Directions for this task ▸
Each line in the material below, starting at the one with "Enumerate this screenshot's" and ending at the one with "Transcribe this image's", is to be reproduced exactly; no picture is to be copied.

Given entries ▸

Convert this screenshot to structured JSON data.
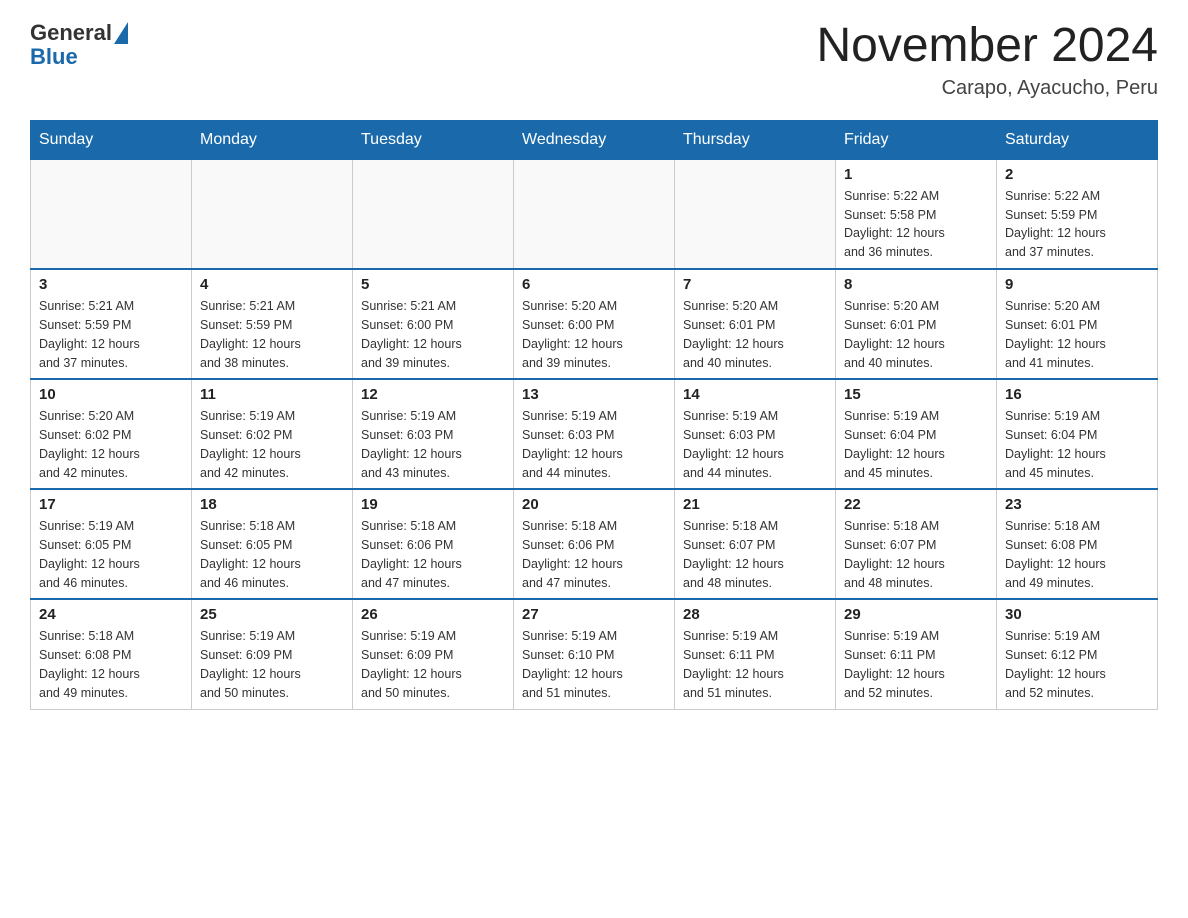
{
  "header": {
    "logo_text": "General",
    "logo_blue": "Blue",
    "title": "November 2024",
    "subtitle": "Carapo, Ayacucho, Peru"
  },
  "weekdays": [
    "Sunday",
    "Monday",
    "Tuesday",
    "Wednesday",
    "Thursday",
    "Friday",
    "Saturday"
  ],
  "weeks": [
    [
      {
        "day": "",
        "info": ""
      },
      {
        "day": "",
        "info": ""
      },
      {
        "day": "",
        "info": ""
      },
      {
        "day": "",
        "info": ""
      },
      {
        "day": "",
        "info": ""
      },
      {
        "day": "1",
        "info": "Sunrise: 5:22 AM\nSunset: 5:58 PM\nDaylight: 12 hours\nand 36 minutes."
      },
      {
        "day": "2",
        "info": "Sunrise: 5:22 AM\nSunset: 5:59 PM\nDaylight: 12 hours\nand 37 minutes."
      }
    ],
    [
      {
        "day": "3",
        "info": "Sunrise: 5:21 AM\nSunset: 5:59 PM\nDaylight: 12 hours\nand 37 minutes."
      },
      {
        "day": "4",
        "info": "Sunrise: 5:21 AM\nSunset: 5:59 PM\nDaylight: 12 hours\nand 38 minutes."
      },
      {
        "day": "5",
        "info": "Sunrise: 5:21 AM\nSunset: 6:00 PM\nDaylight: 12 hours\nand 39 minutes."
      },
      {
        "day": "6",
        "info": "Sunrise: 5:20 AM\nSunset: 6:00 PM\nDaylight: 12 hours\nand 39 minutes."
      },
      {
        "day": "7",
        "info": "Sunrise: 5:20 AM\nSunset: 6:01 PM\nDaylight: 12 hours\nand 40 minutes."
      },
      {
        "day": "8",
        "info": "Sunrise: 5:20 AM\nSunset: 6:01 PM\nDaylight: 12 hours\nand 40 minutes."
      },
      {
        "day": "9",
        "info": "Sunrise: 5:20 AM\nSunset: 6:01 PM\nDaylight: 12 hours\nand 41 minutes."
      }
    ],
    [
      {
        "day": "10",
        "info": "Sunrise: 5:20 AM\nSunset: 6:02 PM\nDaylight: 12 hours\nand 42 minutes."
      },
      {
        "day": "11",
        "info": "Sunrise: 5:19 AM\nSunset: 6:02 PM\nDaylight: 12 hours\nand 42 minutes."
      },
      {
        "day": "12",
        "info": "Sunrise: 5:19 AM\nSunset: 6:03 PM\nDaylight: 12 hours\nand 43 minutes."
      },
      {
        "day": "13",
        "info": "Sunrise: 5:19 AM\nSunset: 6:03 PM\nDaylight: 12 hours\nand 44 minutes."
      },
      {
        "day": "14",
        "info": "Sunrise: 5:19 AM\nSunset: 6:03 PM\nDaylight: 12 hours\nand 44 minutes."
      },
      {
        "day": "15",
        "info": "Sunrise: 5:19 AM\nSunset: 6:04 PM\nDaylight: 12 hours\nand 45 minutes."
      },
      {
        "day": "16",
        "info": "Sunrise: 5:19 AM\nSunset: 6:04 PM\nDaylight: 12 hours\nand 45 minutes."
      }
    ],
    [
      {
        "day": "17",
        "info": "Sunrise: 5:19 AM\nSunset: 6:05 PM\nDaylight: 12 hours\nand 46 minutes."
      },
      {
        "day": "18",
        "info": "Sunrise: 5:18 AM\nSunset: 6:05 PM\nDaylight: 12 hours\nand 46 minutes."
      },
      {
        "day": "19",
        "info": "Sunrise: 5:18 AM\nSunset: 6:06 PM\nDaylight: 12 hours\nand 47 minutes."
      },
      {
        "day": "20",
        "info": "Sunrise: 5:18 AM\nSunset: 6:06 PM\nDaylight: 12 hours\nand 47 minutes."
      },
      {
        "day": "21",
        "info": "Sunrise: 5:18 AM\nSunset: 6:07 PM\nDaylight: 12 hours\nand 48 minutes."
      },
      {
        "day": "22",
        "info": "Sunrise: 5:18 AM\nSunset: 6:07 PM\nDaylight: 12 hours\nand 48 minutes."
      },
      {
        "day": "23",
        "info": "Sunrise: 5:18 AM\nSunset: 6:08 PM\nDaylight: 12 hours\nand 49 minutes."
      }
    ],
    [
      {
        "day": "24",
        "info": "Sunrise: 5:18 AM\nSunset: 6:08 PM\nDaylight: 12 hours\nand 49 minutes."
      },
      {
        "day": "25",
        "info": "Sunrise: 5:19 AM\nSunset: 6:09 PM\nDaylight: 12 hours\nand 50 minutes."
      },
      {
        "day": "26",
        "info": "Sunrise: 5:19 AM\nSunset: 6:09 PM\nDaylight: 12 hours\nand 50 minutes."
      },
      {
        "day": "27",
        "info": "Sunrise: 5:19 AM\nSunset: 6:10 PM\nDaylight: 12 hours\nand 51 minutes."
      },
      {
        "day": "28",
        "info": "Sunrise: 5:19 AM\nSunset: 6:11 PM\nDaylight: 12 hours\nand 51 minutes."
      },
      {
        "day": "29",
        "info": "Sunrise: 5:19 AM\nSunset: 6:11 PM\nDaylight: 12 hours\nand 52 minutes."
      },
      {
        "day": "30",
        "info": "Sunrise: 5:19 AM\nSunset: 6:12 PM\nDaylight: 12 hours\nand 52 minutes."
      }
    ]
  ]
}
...
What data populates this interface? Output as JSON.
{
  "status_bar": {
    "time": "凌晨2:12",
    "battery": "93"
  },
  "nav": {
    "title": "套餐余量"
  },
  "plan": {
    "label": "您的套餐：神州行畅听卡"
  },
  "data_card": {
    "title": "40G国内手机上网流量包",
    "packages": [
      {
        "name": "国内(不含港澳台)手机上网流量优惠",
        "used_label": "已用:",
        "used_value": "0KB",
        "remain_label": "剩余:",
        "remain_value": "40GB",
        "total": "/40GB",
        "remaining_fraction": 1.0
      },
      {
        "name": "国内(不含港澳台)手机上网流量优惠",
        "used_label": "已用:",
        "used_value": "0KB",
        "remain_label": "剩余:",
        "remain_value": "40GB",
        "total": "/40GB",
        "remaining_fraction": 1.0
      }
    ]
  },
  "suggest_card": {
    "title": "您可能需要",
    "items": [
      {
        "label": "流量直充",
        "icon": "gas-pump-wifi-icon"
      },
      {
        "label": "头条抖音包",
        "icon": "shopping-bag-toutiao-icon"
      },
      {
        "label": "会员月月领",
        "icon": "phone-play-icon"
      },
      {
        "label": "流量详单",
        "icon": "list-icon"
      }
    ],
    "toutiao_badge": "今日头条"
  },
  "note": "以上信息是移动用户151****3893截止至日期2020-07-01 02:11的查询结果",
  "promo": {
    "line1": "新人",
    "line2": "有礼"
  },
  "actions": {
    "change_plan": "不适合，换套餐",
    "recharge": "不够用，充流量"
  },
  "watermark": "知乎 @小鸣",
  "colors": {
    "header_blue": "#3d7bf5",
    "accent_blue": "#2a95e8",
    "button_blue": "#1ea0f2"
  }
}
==
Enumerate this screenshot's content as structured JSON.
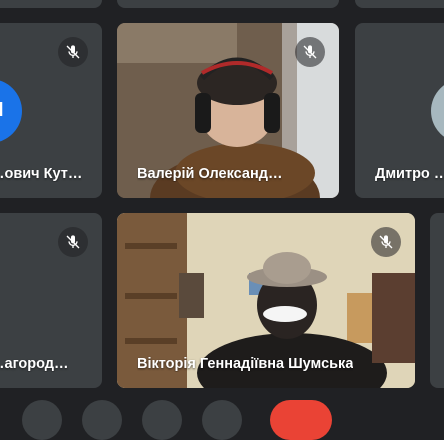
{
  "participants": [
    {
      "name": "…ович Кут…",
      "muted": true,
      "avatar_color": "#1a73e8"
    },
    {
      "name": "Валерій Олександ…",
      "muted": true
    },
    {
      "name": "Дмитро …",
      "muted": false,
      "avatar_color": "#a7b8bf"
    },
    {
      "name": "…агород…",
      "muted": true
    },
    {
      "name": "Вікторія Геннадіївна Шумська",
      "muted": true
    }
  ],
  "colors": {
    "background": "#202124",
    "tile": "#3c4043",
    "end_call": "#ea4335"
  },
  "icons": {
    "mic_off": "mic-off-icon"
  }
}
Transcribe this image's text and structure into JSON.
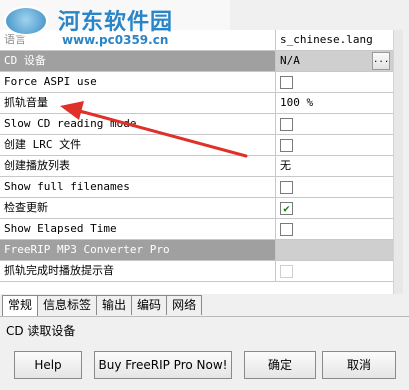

Written solution ▸
Enumerate this screenshot's content as structured JSON.
{
  "participants": [
    {
      "name": "…ович Кут…",
      "muted": true,
      "avatar_color": "#1a73e8"
    },
    {
      "name": "Валерій Олександ…",
      "muted": true
    },
    {
      "name": "Дмитро …",
      "muted": false,
      "avatar_color": "#a7b8bf"
    },
    {
      "name": "…агород…",
      "muted": true
    },
    {
      "name": "Вікторія Геннадіївна Шумська",
      "muted": true
    }
  ],
  "colors": {
    "background": "#202124",
    "tile": "#3c4043",
    "end_call": "#ea4335"
  },
  "icons": {
    "mic_off": "mic-off-icon"
  }
}
Transcribe this image's text and structure into JSON.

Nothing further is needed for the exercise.